Not planning and constructing the Shinku La tunnel simultaneous to the Atal Tunnel indicates lack of inclusive thinking and strategic sense
The 73 strategic roads were approved in 1999 but the requirement needs constant review as indicated by the Chinese road construction in Tuting area during December 2017 and now the Lhasa-Nyingchi railway network being completed opposite Tuting in June 2021. This is only one example why we need a periodic review of road construction in border areas. In addition are the roads we would need for our own offensive plans, which may be projected for connecting border villages.
Another important issue is the construction and maintenance of border roads especially when large portions are handed over to the state governments. When the Bogibeel Bridge over Brahmputra River was inaugurated by Prime Minister Narendra Modi on December 25, 2018, road north of it through Assam (constructed by BRO and handed over to the State Government about two years ago) was in terrible state. Initial few km through paddy fields without revetments on both sides had caused the road to cave in every 50 metres.
In March 2017, the Comptroller and Auditor General (CAG) in its report, adversely commenting on roads built by BRO, pointed out numerous instances of defective construction due to unsuitable design or specifications, steep gradient, defective alignment, turning problems for vehicles, improper contract management, poor riding conditions, inadequate drainage and non-connectivity aside from delays, additional expenditure of Rs 63.20 crore on account of corrective action, in addition to non-completion and faulty specifications of works having serious bearing on operational capability of the Armed Forces. Also, surfacing of new roads gets skewed with just one winter and in many forward areas the inadequate width forces one way convoy system. Hence, only length of roads is not important but execution and maintenance is the crux.
The Atal Tunnel at Rohtang inaugurated by Prime Minister Narendra Modi last year enables a journey from Manali Valley to Lahaul and Spiti Valley in little over ten minutes compared to the around five hours it took earlier. It provides all weather connectivity to population of Lahaul and Spiti Valley that remained cut off in winters for nearly six months. But all weather connectivity to troops deployed in Ladakh will take much more time. Now focus is on constructing the 9.2 km long Shinku La tunnel at altitude over 9,800 feet connecting Himachal Pradesh with J&K; making the 475 km long Manali-Keylong-Leh highway an all weather road to serve troops in Ladakh facing China and Pakistan throughout year. But not planning and constructing the Shinku La tunnel simultaneous to the Atal Tunnel indicates lack of inclusive thinking and strategic sense.
The 14 strategic railway lines planned to serve the borders with China and Pakistan remain largely on paper and will take years to build
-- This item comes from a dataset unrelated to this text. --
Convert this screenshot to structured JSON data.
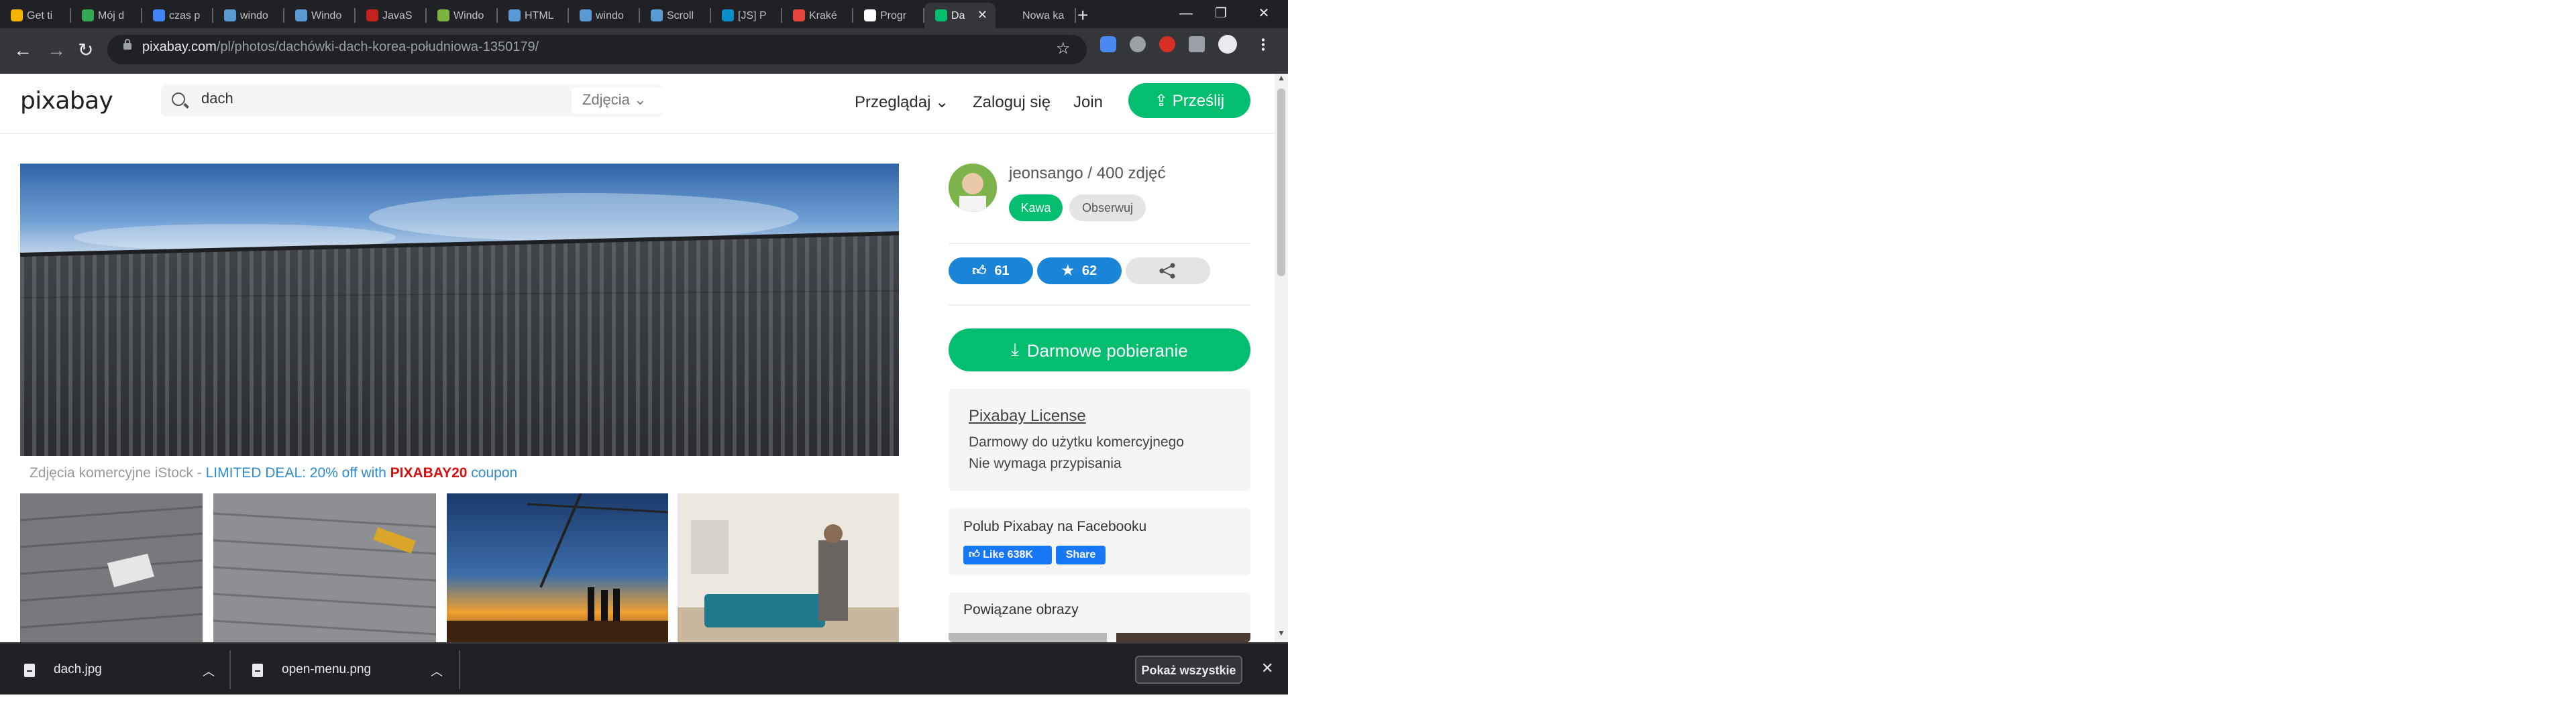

Making the Manali-Leh direct route all weather beyond the Atal Tunnel would require another three tunnels: 13.2 km long tunnel to negotiate the 16,040 feet high Baralacha Pass; 14.78 km long tunnel at Lachung La pass at 16,800 feet, and, 7.32 km long tunnel at Tanglang La Pass at 17,480 feet. We should work on these as an alternative in case the Chinese interdict the Manali-Keylong-Leh during conflict.
The 14 strategic railway lines planned to serve the borders with China and Pakistan remain largely on paper and will take years to build. The current standoff with China and PLA build up and actions indicate that an India-China conflict is very much on the cards. Even scholars who believe in following the 'middle path' in order to cover up the hierarchical neglect of national security say that an India-China conflict within a decade is a certainty. But why would China wait for us to build our border infrastructure and improve our defence capability. India is not a poor nation anymore with Forex reserves at $605 billion, we need to hasten up our border infrastructure and build up our defence capabilities post haste.